This morning at Entrance, we got the low-down on making standard chunks of code into modular blocks from Kenny, Josh, Patrick and Brad.
We have seen a lot of software come in the door that doesn’t scale, isn’t able to be modified easily and can’t be easily tested on a large scale. In many cases, this is because in-house or freelance software teams have operated on short term tactical implementation budgets, without considering future implications of shortcuts taken while under fire. As software consultants and engineers ourselves, we fully understand that requirements change, especially as software ages, but prefer to take those changes into consideration when first creating code, rather than having to go back in and redo work later.
Software design is a long-term investment.
When a company first invests in software, its focus is often to automate a process quickly, so that end users see value as soon as possible. While it is not technically incorrect to create concrete code, an abstraction layer that separates code by functionality can help make it easier to change that functionality as needs inevitably change. Software built in a modular fashion can be separated and updated by module – like changing parts on a car. If only the battery is broken, as long as its separable from the rest, it can be easily replaced. Custom software is, by nature, specific to the business logic best suited for each situation. Because the business needs can be so unique it has the danger of becoming equivalent to an exotic custom vehicle. And everyone knows that luxury automobiles are more expensive to maintain because parts can be harder to get at, might need a specialized repairman etc. When an application is sure to see years of growth and use, we encourage it to be built in a way where parts can be changed out.
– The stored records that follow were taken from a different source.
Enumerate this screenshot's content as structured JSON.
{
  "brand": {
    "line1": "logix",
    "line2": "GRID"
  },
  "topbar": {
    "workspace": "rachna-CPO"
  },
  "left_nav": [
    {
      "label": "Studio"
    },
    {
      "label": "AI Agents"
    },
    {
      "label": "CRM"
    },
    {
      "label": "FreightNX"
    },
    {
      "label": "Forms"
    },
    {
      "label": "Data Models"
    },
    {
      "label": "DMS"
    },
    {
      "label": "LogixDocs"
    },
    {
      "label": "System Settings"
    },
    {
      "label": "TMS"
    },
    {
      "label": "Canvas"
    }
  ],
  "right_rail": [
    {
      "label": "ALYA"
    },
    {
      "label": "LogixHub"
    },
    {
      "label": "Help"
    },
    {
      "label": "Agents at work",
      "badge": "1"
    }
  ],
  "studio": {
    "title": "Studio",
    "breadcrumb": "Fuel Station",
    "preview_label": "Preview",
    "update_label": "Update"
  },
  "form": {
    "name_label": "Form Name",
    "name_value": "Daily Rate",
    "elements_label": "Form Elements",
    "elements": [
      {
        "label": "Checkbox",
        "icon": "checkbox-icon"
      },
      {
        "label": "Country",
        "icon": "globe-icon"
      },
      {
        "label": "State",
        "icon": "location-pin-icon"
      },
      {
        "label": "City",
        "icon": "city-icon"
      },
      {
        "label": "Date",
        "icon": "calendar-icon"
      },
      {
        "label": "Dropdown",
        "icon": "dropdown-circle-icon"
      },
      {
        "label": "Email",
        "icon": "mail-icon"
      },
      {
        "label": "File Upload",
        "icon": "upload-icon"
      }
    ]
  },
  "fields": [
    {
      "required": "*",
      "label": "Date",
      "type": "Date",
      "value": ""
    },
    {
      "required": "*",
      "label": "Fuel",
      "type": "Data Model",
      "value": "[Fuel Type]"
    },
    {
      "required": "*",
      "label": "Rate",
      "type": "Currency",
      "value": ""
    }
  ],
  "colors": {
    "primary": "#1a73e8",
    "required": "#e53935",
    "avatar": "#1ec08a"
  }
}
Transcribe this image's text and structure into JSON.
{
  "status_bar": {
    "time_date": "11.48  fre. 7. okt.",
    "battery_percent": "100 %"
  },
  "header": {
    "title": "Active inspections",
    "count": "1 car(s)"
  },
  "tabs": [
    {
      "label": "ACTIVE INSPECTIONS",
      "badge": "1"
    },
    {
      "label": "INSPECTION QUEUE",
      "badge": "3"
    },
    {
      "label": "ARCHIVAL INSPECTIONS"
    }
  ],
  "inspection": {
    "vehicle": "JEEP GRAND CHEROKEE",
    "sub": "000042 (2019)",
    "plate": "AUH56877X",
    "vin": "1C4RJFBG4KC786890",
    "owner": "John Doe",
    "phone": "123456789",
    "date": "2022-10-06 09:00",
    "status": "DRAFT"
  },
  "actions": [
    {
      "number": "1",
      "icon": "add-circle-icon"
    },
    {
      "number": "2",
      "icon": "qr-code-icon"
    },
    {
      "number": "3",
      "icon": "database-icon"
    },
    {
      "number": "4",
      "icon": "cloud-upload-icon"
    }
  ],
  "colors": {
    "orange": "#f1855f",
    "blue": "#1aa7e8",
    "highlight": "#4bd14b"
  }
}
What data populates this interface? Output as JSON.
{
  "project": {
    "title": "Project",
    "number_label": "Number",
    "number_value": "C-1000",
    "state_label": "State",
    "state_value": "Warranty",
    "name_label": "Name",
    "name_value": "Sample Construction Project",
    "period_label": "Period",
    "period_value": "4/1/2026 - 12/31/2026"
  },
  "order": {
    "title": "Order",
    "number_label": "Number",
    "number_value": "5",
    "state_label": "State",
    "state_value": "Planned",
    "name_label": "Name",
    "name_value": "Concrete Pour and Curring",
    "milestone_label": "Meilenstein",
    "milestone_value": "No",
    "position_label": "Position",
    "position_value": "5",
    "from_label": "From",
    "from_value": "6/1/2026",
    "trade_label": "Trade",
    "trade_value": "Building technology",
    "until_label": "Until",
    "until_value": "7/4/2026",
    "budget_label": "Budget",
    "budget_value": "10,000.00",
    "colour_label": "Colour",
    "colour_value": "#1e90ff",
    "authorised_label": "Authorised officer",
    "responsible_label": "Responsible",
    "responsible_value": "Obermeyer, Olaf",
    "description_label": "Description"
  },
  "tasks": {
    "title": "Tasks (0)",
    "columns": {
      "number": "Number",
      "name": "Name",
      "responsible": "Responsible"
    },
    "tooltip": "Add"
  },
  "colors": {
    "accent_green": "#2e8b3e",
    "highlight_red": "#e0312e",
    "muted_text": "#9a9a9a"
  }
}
Realistically, not all software is designed in this way, so we also actively teach our consultants to identify how to improve design for long-term flexibility.
Creating maintainable Software
Here are some examples of the design principles we try to follow:
Separation of Concerns: http://en.wikipedia.org/wiki/Separation_of_concerns
Unit Testing: http://en.wikipedia.org/wiki/Unit_testing
Factory Pattern: http://www.dofactory.com/Patterns/PatternFactory.aspx
Review C# & Interfaces: http://msdn.microsoft.com/en-us/library/vstudio/ms173156.aspx
Code Smell: http://en.wikipedia.org/wiki/Code_smell
For more detailed conversations about following these design principles, check out our Software Developer Tricks section of the blog, where our consultants give insight into best practices.